The best-preserved of the New Kingdom memorial temples, Medinet Habu is decorated with scenes and texts illustrating the military victories of the king, as well as the rituals performed and festivals celebrated here. South of the temple, linked to the first court by a Window of Appearances, is a palace for the king.

During the Late Period, several of the Divine Wives of Amun, the high priestesses and principal administrators of the Amun cult during this era, constructed their tombs in the forecourt of the temple.

HOURS OF OPERATION:
Daily, 6 AM – 5 PM

TICKET COST:
Egyptian: 2 LE
Foreign: 25 LE
50% reduction for bearers of International Student ID Card

LOCATION:
On the West Bank, opposite Luxor.

DIRECTIONS:
BY FERRY: From Luxor, there is a local ferry that runs from the Corniche, which is labeled “National Ferryboat.” You will have to catch a taxi once you reach the west bank.

BY BUS: You should be able to rent a minibus from Luxor, many are run through hotels or tour groups.

BY TAXI: Taxis from Luxor will be more expensive, but you can ask to go maabd habu from there, or take the ferry across

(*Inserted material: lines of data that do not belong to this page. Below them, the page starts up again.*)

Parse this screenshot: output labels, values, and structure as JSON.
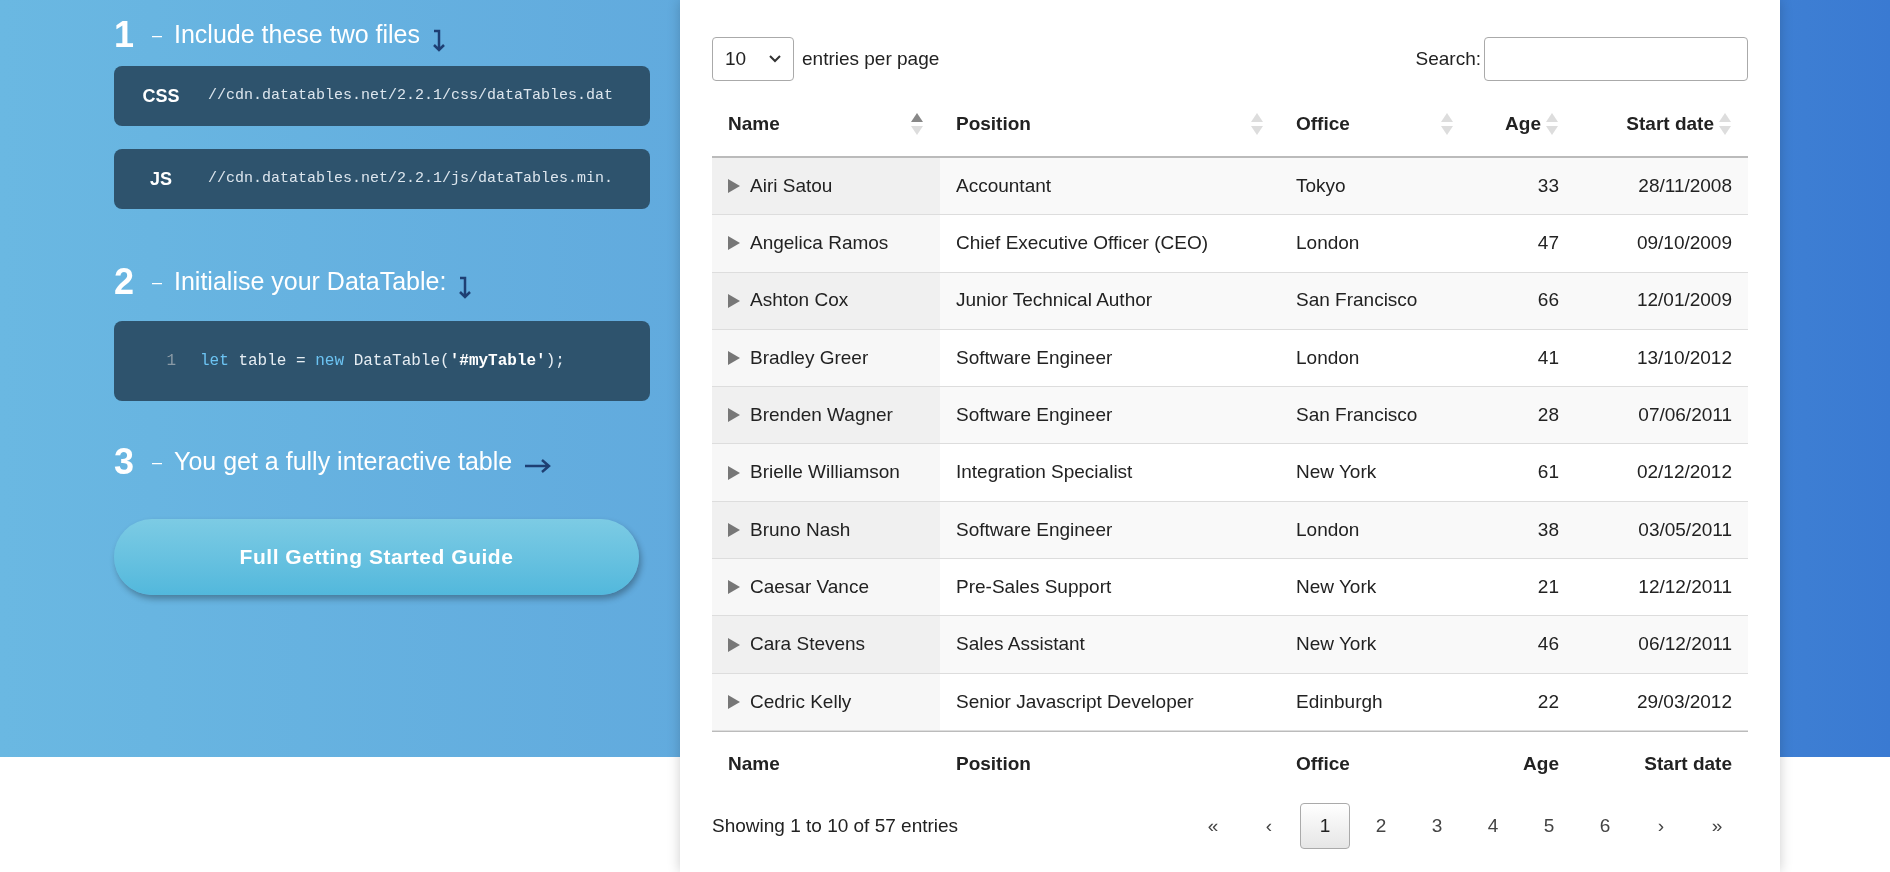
{
  "steps": [
    {
      "number": "1",
      "dash": "–",
      "text": "Include these two files",
      "kind": "down"
    },
    {
      "number": "2",
      "dash": "–",
      "text": "Initialise your DataTable:",
      "kind": "down"
    },
    {
      "number": "3",
      "dash": "–",
      "text": "You get a fully interactive table",
      "kind": "right"
    }
  ],
  "files": [
    {
      "label": "CSS",
      "url": "//cdn.datatables.net/2.2.1/css/dataTables.dat"
    },
    {
      "label": "JS",
      "url": "//cdn.datatables.net/2.2.1/js/dataTables.min."
    }
  ],
  "code": {
    "line_number": "1",
    "tokens": [
      {
        "kind": "keyword",
        "text": "let"
      },
      {
        "kind": "plain",
        "text": " table = "
      },
      {
        "kind": "keyword",
        "text": "new"
      },
      {
        "kind": "plain",
        "text": " DataTable("
      },
      {
        "kind": "string",
        "text": "'#myTable'"
      },
      {
        "kind": "plain",
        "text": ");"
      }
    ]
  },
  "guide_button": "Full Getting Started Guide",
  "table": {
    "page_length": "10",
    "page_length_label": "entries per page",
    "search_label": "Search:",
    "columns": [
      {
        "label": "Name",
        "sorted": true,
        "kind": "text"
      },
      {
        "label": "Position",
        "sorted": false,
        "kind": "text"
      },
      {
        "label": "Office",
        "sorted": false,
        "kind": "text"
      },
      {
        "label": "Age",
        "sorted": false,
        "kind": "number"
      },
      {
        "label": "Start date",
        "sorted": false,
        "kind": "number"
      }
    ],
    "rows": [
      [
        "Airi Satou",
        "Accountant",
        "Tokyo",
        "33",
        "28/11/2008"
      ],
      [
        "Angelica Ramos",
        "Chief Executive Officer (CEO)",
        "London",
        "47",
        "09/10/2009"
      ],
      [
        "Ashton Cox",
        "Junior Technical Author",
        "San Francisco",
        "66",
        "12/01/2009"
      ],
      [
        "Bradley Greer",
        "Software Engineer",
        "London",
        "41",
        "13/10/2012"
      ],
      [
        "Brenden Wagner",
        "Software Engineer",
        "San Francisco",
        "28",
        "07/06/2011"
      ],
      [
        "Brielle Williamson",
        "Integration Specialist",
        "New York",
        "61",
        "02/12/2012"
      ],
      [
        "Bruno Nash",
        "Software Engineer",
        "London",
        "38",
        "03/05/2011"
      ],
      [
        "Caesar Vance",
        "Pre-Sales Support",
        "New York",
        "21",
        "12/12/2011"
      ],
      [
        "Cara Stevens",
        "Sales Assistant",
        "New York",
        "46",
        "06/12/2011"
      ],
      [
        "Cedric Kelly",
        "Senior Javascript Developer",
        "Edinburgh",
        "22",
        "29/03/2012"
      ]
    ],
    "footer": [
      "Name",
      "Position",
      "Office",
      "Age",
      "Start date"
    ],
    "info": "Showing 1 to 10 of 57 entries",
    "pager": [
      {
        "label": "«",
        "selected": false
      },
      {
        "label": "‹",
        "selected": false
      },
      {
        "label": "1",
        "selected": true
      },
      {
        "label": "2",
        "selected": false
      },
      {
        "label": "3",
        "selected": false
      },
      {
        "label": "4",
        "selected": false
      },
      {
        "label": "5",
        "selected": false
      },
      {
        "label": "6",
        "selected": false
      },
      {
        "label": "›",
        "selected": false
      },
      {
        "label": "»",
        "selected": false
      }
    ]
  }
}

The memorial temple of Ramesses III (Martina Minas-Nerpel)

 

The entrance gate to the temple of Ramesses III (Martina Minas-Nerpel)